• Task brief: Pictures aside, every line of the listing should be given again exactly.

• Data records:
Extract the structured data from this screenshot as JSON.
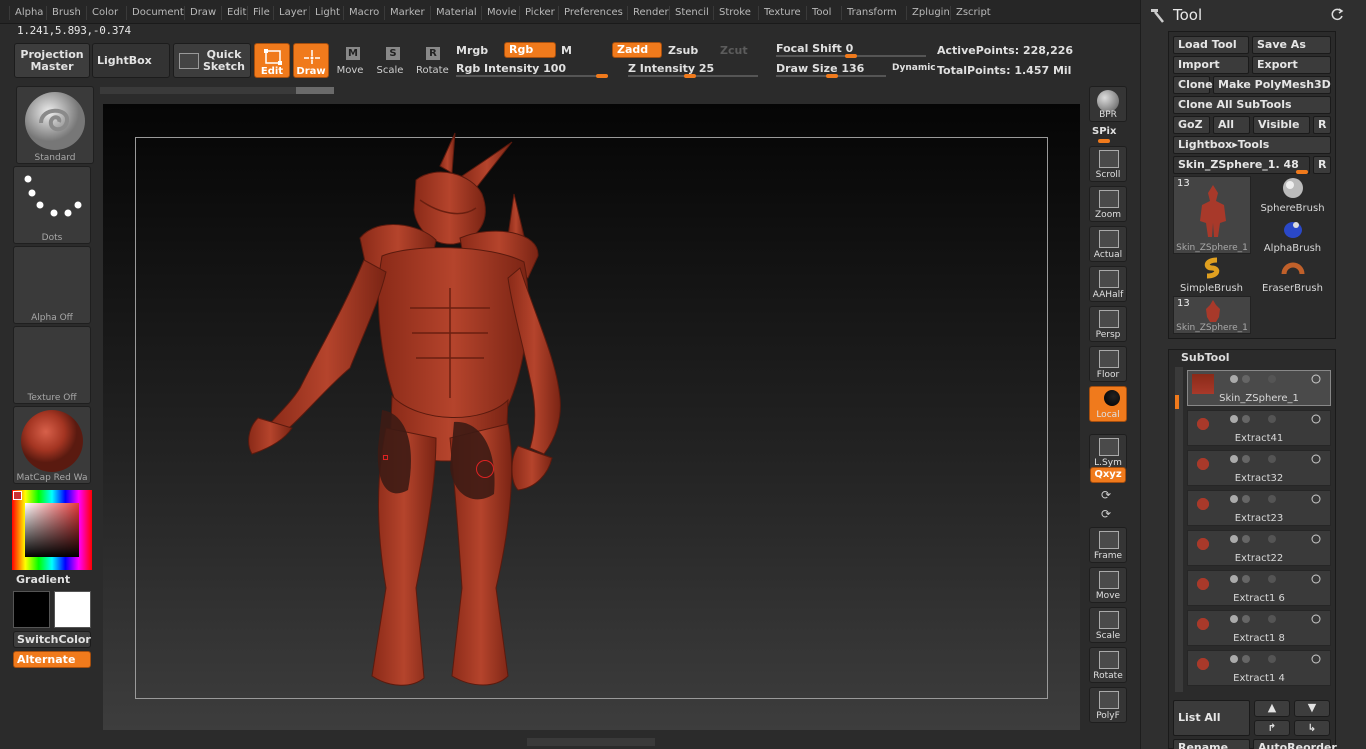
{
  "menu": [
    "Alpha",
    "Brush",
    "Color",
    "Document",
    "Draw",
    "Edit",
    "File",
    "Layer",
    "Light",
    "Macro",
    "Marker",
    "Material",
    "Movie",
    "Picker",
    "Preferences",
    "Render",
    "Stencil",
    "Stroke",
    "Texture",
    "Tool",
    "Transform",
    "Zplugin",
    "Zscript"
  ],
  "coords": "1.241,5.893,-0.374",
  "shelf": {
    "projection_master": "Projection Master",
    "lightbox": "LightBox",
    "quick_sketch": "Quick Sketch",
    "edit": "Edit",
    "draw": "Draw",
    "move": "Move",
    "scale": "Scale",
    "rotate": "Rotate",
    "mrgb": "Mrgb",
    "rgb": "Rgb",
    "m": "M",
    "zadd": "Zadd",
    "zsub": "Zsub",
    "zcut": "Zcut",
    "rgb_intensity_label": "Rgb Intensity",
    "rgb_intensity": "100",
    "z_intensity_label": "Z Intensity",
    "z_intensity": "25",
    "focal_shift_label": "Focal Shift",
    "focal_shift": "0",
    "draw_size_label": "Draw Size",
    "draw_size": "136",
    "dynamic": "Dynamic",
    "active_points_label": "ActivePoints:",
    "active_points": "228,226",
    "total_points_label": "TotalPoints:",
    "total_points": "1.457 Mil"
  },
  "left": {
    "brush": "Standard",
    "stroke": "Dots",
    "alpha": "Alpha  Off",
    "texture": "Texture  Off",
    "material": "MatCap  Red  Wa",
    "gradient": "Gradient",
    "switch_color": "SwitchColor",
    "alternate": "Alternate"
  },
  "right_shelf": [
    {
      "name": "bpr",
      "label": "BPR"
    },
    {
      "name": "spix",
      "label": "SPix"
    },
    {
      "name": "scroll",
      "label": "Scroll"
    },
    {
      "name": "zoom",
      "label": "Zoom"
    },
    {
      "name": "actual",
      "label": "Actual"
    },
    {
      "name": "aahalf",
      "label": "AAHalf"
    },
    {
      "name": "persp",
      "label": "Persp"
    },
    {
      "name": "floor",
      "label": "Floor"
    },
    {
      "name": "local",
      "label": "Local"
    },
    {
      "name": "lsym",
      "label": "L.Sym"
    },
    {
      "name": "xyz",
      "label": "Qxyz"
    },
    {
      "name": "frame",
      "label": "Frame"
    },
    {
      "name": "move",
      "label": "Move"
    },
    {
      "name": "scale",
      "label": "Scale"
    },
    {
      "name": "rotate",
      "label": "Rotate"
    },
    {
      "name": "polyf",
      "label": "PolyF"
    }
  ],
  "tool": {
    "title": "Tool",
    "load_tool": "Load Tool",
    "save_as": "Save As",
    "import": "Import",
    "export": "Export",
    "clone": "Clone",
    "make_polymesh": "Make PolyMesh3D",
    "clone_all": "Clone All SubTools",
    "goz": "GoZ",
    "all": "All",
    "visible": "Visible",
    "r": "R",
    "lightbox_tools": "Lightbox▸Tools",
    "current_tool": "Skin_ZSphere_1. 48",
    "r2": "R",
    "thumbs": [
      {
        "label": "Skin_ZSphere_1",
        "count": "13"
      },
      {
        "label": "SphereBrush",
        "count": ""
      },
      {
        "label": "AlphaBrush",
        "count": ""
      },
      {
        "label": "SimpleBrush",
        "count": ""
      },
      {
        "label": "EraserBrush",
        "count": ""
      },
      {
        "label": "Skin_ZSphere_1",
        "count": "13"
      }
    ],
    "subtool_title": "SubTool",
    "subtools": [
      "Skin_ZSphere_1",
      "Extract41",
      "Extract32",
      "Extract23",
      "Extract22",
      "Extract1 6",
      "Extract1 8",
      "Extract1 4"
    ],
    "list_all": "List All",
    "rename": "Rename",
    "auto_reorder": "AutoReorder"
  }
}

• Response to the task:
Extract the structured data from this screenshot as JSON.
{
  "menu": [
    "Alpha",
    "Brush",
    "Color",
    "Document",
    "Draw",
    "Edit",
    "File",
    "Layer",
    "Light",
    "Macro",
    "Marker",
    "Material",
    "Movie",
    "Picker",
    "Preferences",
    "Render",
    "Stencil",
    "Stroke",
    "Texture",
    "Tool",
    "Transform",
    "Zplugin",
    "Zscript"
  ],
  "coords": "1.241,5.893,-0.374",
  "shelf": {
    "projection_master": "Projection Master",
    "lightbox": "LightBox",
    "quick_sketch": "Quick Sketch",
    "edit": "Edit",
    "draw": "Draw",
    "move": "Move",
    "scale": "Scale",
    "rotate": "Rotate",
    "mrgb": "Mrgb",
    "rgb": "Rgb",
    "m": "M",
    "zadd": "Zadd",
    "zsub": "Zsub",
    "zcut": "Zcut",
    "rgb_intensity_label": "Rgb Intensity",
    "rgb_intensity": "100",
    "z_intensity_label": "Z Intensity",
    "z_intensity": "25",
    "focal_shift_label": "Focal Shift",
    "focal_shift": "0",
    "draw_size_label": "Draw Size",
    "draw_size": "136",
    "dynamic": "Dynamic",
    "active_points_label": "ActivePoints:",
    "active_points": "228,226",
    "total_points_label": "TotalPoints:",
    "total_points": "1.457 Mil"
  },
  "left": {
    "brush": "Standard",
    "stroke": "Dots",
    "alpha": "Alpha  Off",
    "texture": "Texture  Off",
    "material": "MatCap  Red  Wa",
    "gradient": "Gradient",
    "switch_color": "SwitchColor",
    "alternate": "Alternate"
  },
  "right_shelf": [
    {
      "name": "bpr",
      "label": "BPR"
    },
    {
      "name": "spix",
      "label": "SPix"
    },
    {
      "name": "scroll",
      "label": "Scroll"
    },
    {
      "name": "zoom",
      "label": "Zoom"
    },
    {
      "name": "actual",
      "label": "Actual"
    },
    {
      "name": "aahalf",
      "label": "AAHalf"
    },
    {
      "name": "persp",
      "label": "Persp"
    },
    {
      "name": "floor",
      "label": "Floor"
    },
    {
      "name": "local",
      "label": "Local"
    },
    {
      "name": "lsym",
      "label": "L.Sym"
    },
    {
      "name": "xyz",
      "label": "Qxyz"
    },
    {
      "name": "frame",
      "label": "Frame"
    },
    {
      "name": "move",
      "label": "Move"
    },
    {
      "name": "scale",
      "label": "Scale"
    },
    {
      "name": "rotate",
      "label": "Rotate"
    },
    {
      "name": "polyf",
      "label": "PolyF"
    }
  ],
  "tool": {
    "title": "Tool",
    "load_tool": "Load Tool",
    "save_as": "Save As",
    "import": "Import",
    "export": "Export",
    "clone": "Clone",
    "make_polymesh": "Make PolyMesh3D",
    "clone_all": "Clone All SubTools",
    "goz": "GoZ",
    "all": "All",
    "visible": "Visible",
    "r": "R",
    "lightbox_tools": "Lightbox▸Tools",
    "current_tool": "Skin_ZSphere_1. 48",
    "r2": "R",
    "thumbs": [
      {
        "label": "Skin_ZSphere_1",
        "count": "13"
      },
      {
        "label": "SphereBrush",
        "count": ""
      },
      {
        "label": "AlphaBrush",
        "count": ""
      },
      {
        "label": "SimpleBrush",
        "count": ""
      },
      {
        "label": "EraserBrush",
        "count": ""
      },
      {
        "label": "Skin_ZSphere_1",
        "count": "13"
      }
    ],
    "subtool_title": "SubTool",
    "subtools": [
      "Skin_ZSphere_1",
      "Extract41",
      "Extract32",
      "Extract23",
      "Extract22",
      "Extract1 6",
      "Extract1 8",
      "Extract1 4"
    ],
    "list_all": "List All",
    "rename": "Rename",
    "auto_reorder": "AutoReorder"
  }
}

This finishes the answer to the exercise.